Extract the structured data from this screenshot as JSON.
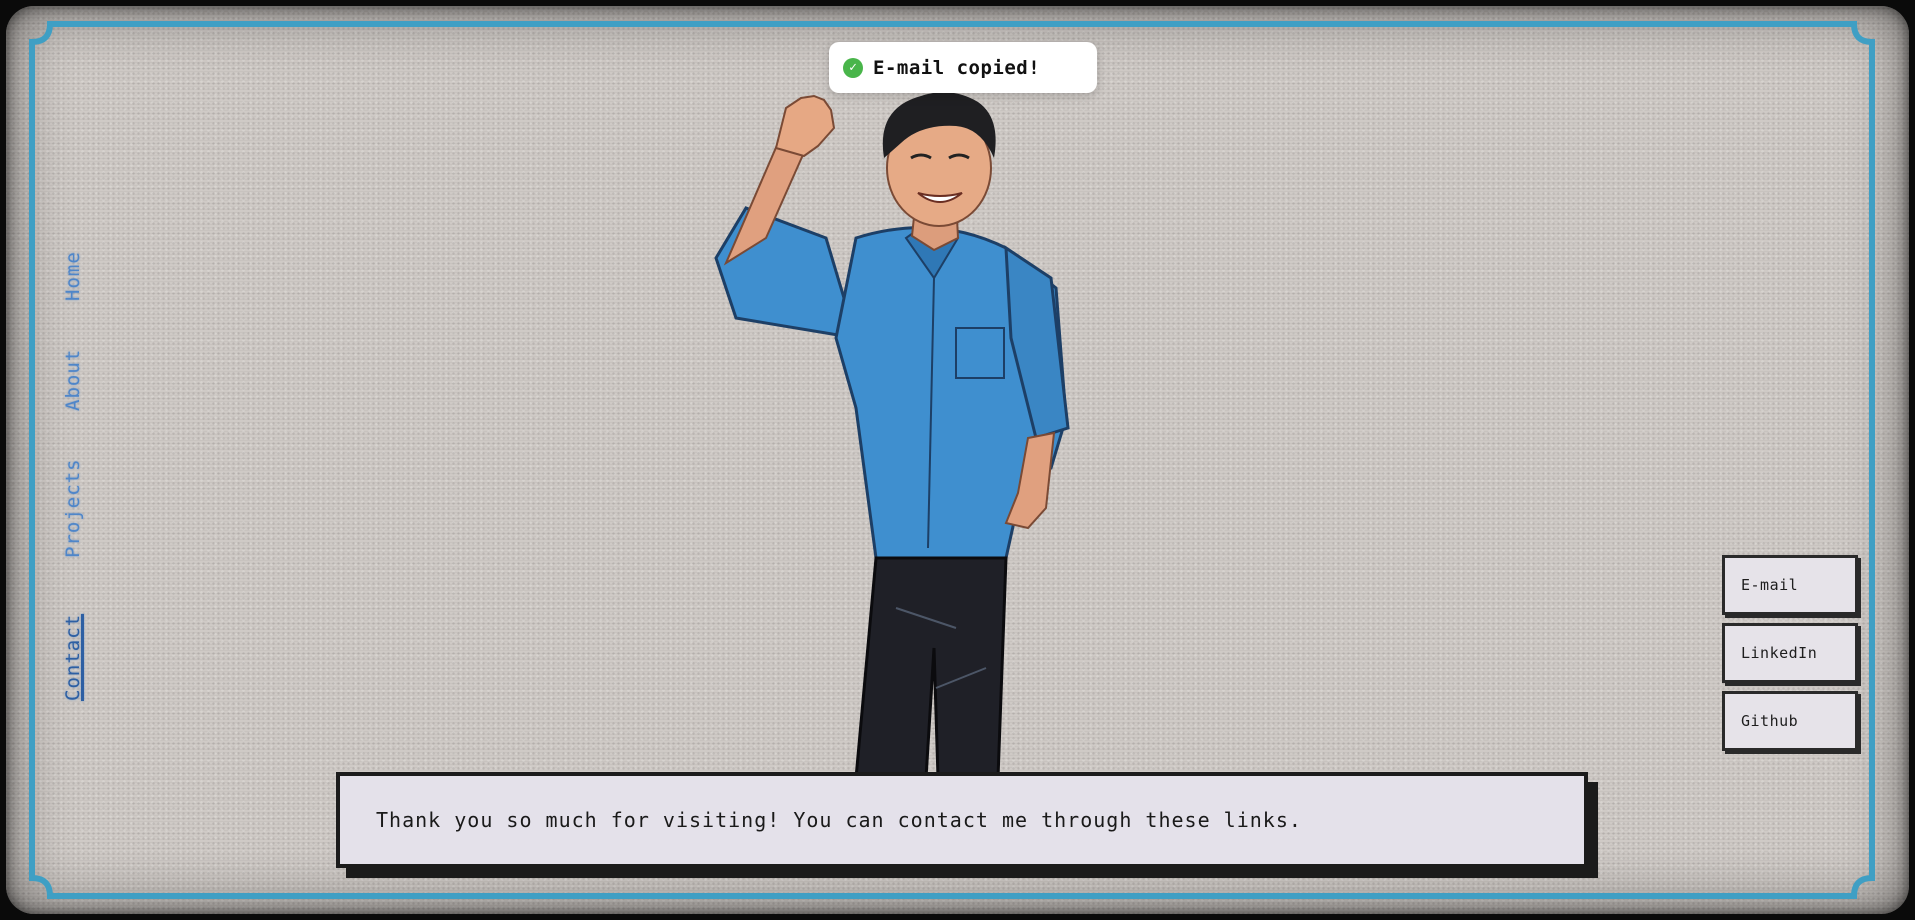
{
  "toast": {
    "icon": "check-circle-icon",
    "message": "E-mail copied!"
  },
  "nav": {
    "items": [
      {
        "label": "Home"
      },
      {
        "label": "About"
      },
      {
        "label": "Projects"
      },
      {
        "label": "Contact",
        "active": true
      }
    ]
  },
  "dialog": {
    "text": "Thank you so much for visiting! You can contact me through these links."
  },
  "links": [
    {
      "label": "E-mail"
    },
    {
      "label": "LinkedIn"
    },
    {
      "label": "Github"
    }
  ],
  "colors": {
    "frame": "#3f9fc4",
    "nav": "#4f86c9",
    "screen_bg": "#cfcac6",
    "toast_check": "#49b54a",
    "shirt": "#3f8fcf"
  }
}
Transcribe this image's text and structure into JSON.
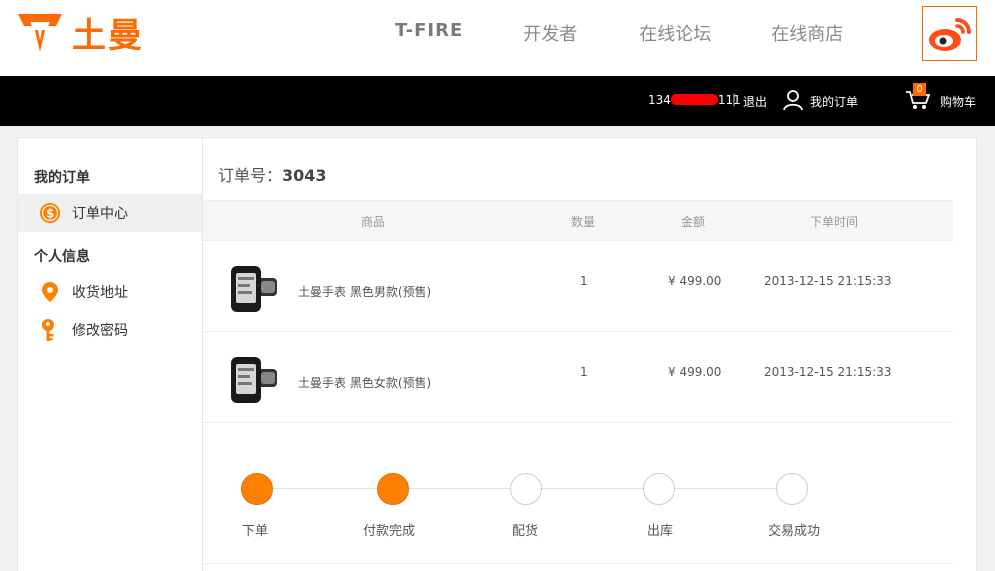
{
  "header": {
    "logo_text": "土曼",
    "nav": [
      "T-FIRE",
      "开发者",
      "在线论坛",
      "在线商店"
    ]
  },
  "userbar": {
    "phone_prefix": "134",
    "phone_suffix": "111",
    "separator": "|",
    "logout": "退出",
    "my_orders": "我的订单",
    "cart_count": "0",
    "cart": "购物车"
  },
  "sidebar": {
    "section1": "我的订单",
    "item_order_center": "订单中心",
    "section2": "个人信息",
    "item_address": "收货地址",
    "item_password": "修改密码"
  },
  "order": {
    "number_label": "订单号：",
    "number": "3043",
    "columns": [
      "商品",
      "数量",
      "金额",
      "下单时间"
    ],
    "rows": [
      {
        "name": "土曼手表 黑色男款(预售)",
        "qty": "1",
        "amount": "¥ 499.00",
        "time": "2013-12-15 21:15:33"
      },
      {
        "name": "土曼手表 黑色女款(预售)",
        "qty": "1",
        "amount": "¥ 499.00",
        "time": "2013-12-15 21:15:33"
      }
    ],
    "steps": [
      {
        "label": "下单",
        "done": true
      },
      {
        "label": "付款完成",
        "done": true
      },
      {
        "label": "配货",
        "done": false
      },
      {
        "label": "出库",
        "done": false
      },
      {
        "label": "交易成功",
        "done": false
      }
    ]
  },
  "colors": {
    "accent": "#ff6a00",
    "step_done": "#ff8000"
  }
}
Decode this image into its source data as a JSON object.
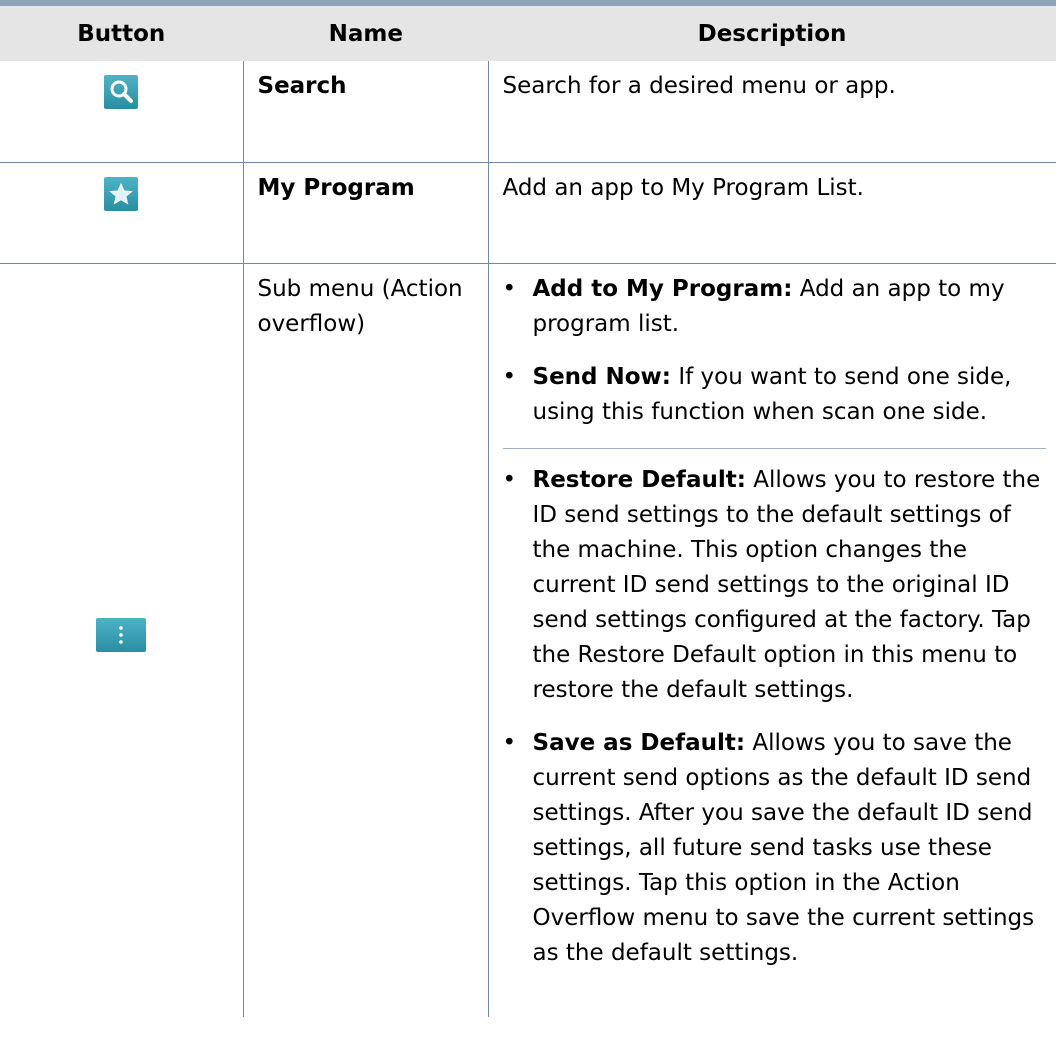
{
  "header": {
    "col_button": "Button",
    "col_name": "Name",
    "col_description": "Description"
  },
  "rows": [
    {
      "icon": "search-icon",
      "name": "Search",
      "description": "Search for a desired menu or app."
    },
    {
      "icon": "star-icon",
      "name": "My Program",
      "description": "Add an app to My Program List."
    },
    {
      "icon": "overflow-dots-icon",
      "name": "Sub menu (Action overflow)",
      "items": [
        {
          "label": "Add to My Program:",
          "text": " Add an app to my program list."
        },
        {
          "label": "Send Now:",
          "text": "  If you want to send one side, using this function when scan one side."
        },
        {
          "label": "Restore Default:",
          "text": " Allows you to restore the ID send settings to the default settings of the machine. This option changes the current ID send settings to the original ID send settings configured at the factory. Tap the Restore Default option in this menu to restore the default settings."
        },
        {
          "label": "Save as Default:",
          "text": " Allows you to save the current send options as the default ID send settings. After you save the default ID send settings, all future send tasks use these settings. Tap this option in the Action Overflow menu to save the current settings as the default settings."
        }
      ]
    }
  ],
  "bullet": "•"
}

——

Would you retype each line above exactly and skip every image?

Extract the structured data from this screenshot as JSON.
{
  "toast": {
    "icon": "check-circle-icon",
    "message": "E-mail copied!"
  },
  "nav": {
    "items": [
      {
        "label": "Home"
      },
      {
        "label": "About"
      },
      {
        "label": "Projects"
      },
      {
        "label": "Contact",
        "active": true
      }
    ]
  },
  "dialog": {
    "text": "Thank you so much for visiting! You can contact me through these links."
  },
  "links": [
    {
      "label": "E-mail"
    },
    {
      "label": "LinkedIn"
    },
    {
      "label": "Github"
    }
  ],
  "colors": {
    "frame": "#3f9fc4",
    "nav": "#4f86c9",
    "screen_bg": "#cfcac6",
    "toast_check": "#49b54a",
    "shirt": "#3f8fcf"
  }
}
Transcribe this image's text and structure into JSON.
{
  "header": {
    "logo_text": "土曼",
    "nav": [
      "T-FIRE",
      "开发者",
      "在线论坛",
      "在线商店"
    ]
  },
  "userbar": {
    "phone_prefix": "134",
    "phone_suffix": "111",
    "separator": "|",
    "logout": "退出",
    "my_orders": "我的订单",
    "cart_count": "0",
    "cart": "购物车"
  },
  "sidebar": {
    "section1": "我的订单",
    "item_order_center": "订单中心",
    "section2": "个人信息",
    "item_address": "收货地址",
    "item_password": "修改密码"
  },
  "order": {
    "number_label": "订单号：",
    "number": "3043",
    "columns": [
      "商品",
      "数量",
      "金额",
      "下单时间"
    ],
    "rows": [
      {
        "name": "土曼手表 黑色男款(预售)",
        "qty": "1",
        "amount": "¥ 499.00",
        "time": "2013-12-15 21:15:33"
      },
      {
        "name": "土曼手表 黑色女款(预售)",
        "qty": "1",
        "amount": "¥ 499.00",
        "time": "2013-12-15 21:15:33"
      }
    ],
    "steps": [
      {
        "label": "下单",
        "done": true
      },
      {
        "label": "付款完成",
        "done": true
      },
      {
        "label": "配货",
        "done": false
      },
      {
        "label": "出库",
        "done": false
      },
      {
        "label": "交易成功",
        "done": false
      }
    ]
  },
  "colors": {
    "accent": "#ff6a00",
    "step_done": "#ff8000"
  }
}
Decode this image into its source data as a JSON object.
{
  "header": {
    "col_button": "Button",
    "col_name": "Name",
    "col_description": "Description"
  },
  "rows": [
    {
      "icon": "search-icon",
      "name": "Search",
      "description": "Search for a desired menu or app."
    },
    {
      "icon": "star-icon",
      "name": "My Program",
      "description": "Add an app to My Program List."
    },
    {
      "icon": "overflow-dots-icon",
      "name": "Sub menu (Action overflow)",
      "items": [
        {
          "label": "Add to My Program:",
          "text": " Add an app to my program list."
        },
        {
          "label": "Send Now:",
          "text": "  If you want to send one side, using this function when scan one side."
        },
        {
          "label": "Restore Default:",
          "text": " Allows you to restore the ID send settings to the default settings of the machine. This option changes the current ID send settings to the original ID send settings configured at the factory. Tap the Restore Default option in this menu to restore the default settings."
        },
        {
          "label": "Save as Default:",
          "text": " Allows you to save the current send options as the default ID send settings. After you save the default ID send settings, all future send tasks use these settings. Tap this option in the Action Overflow menu to save the current settings as the default settings."
        }
      ]
    }
  ],
  "bullet": "•"
}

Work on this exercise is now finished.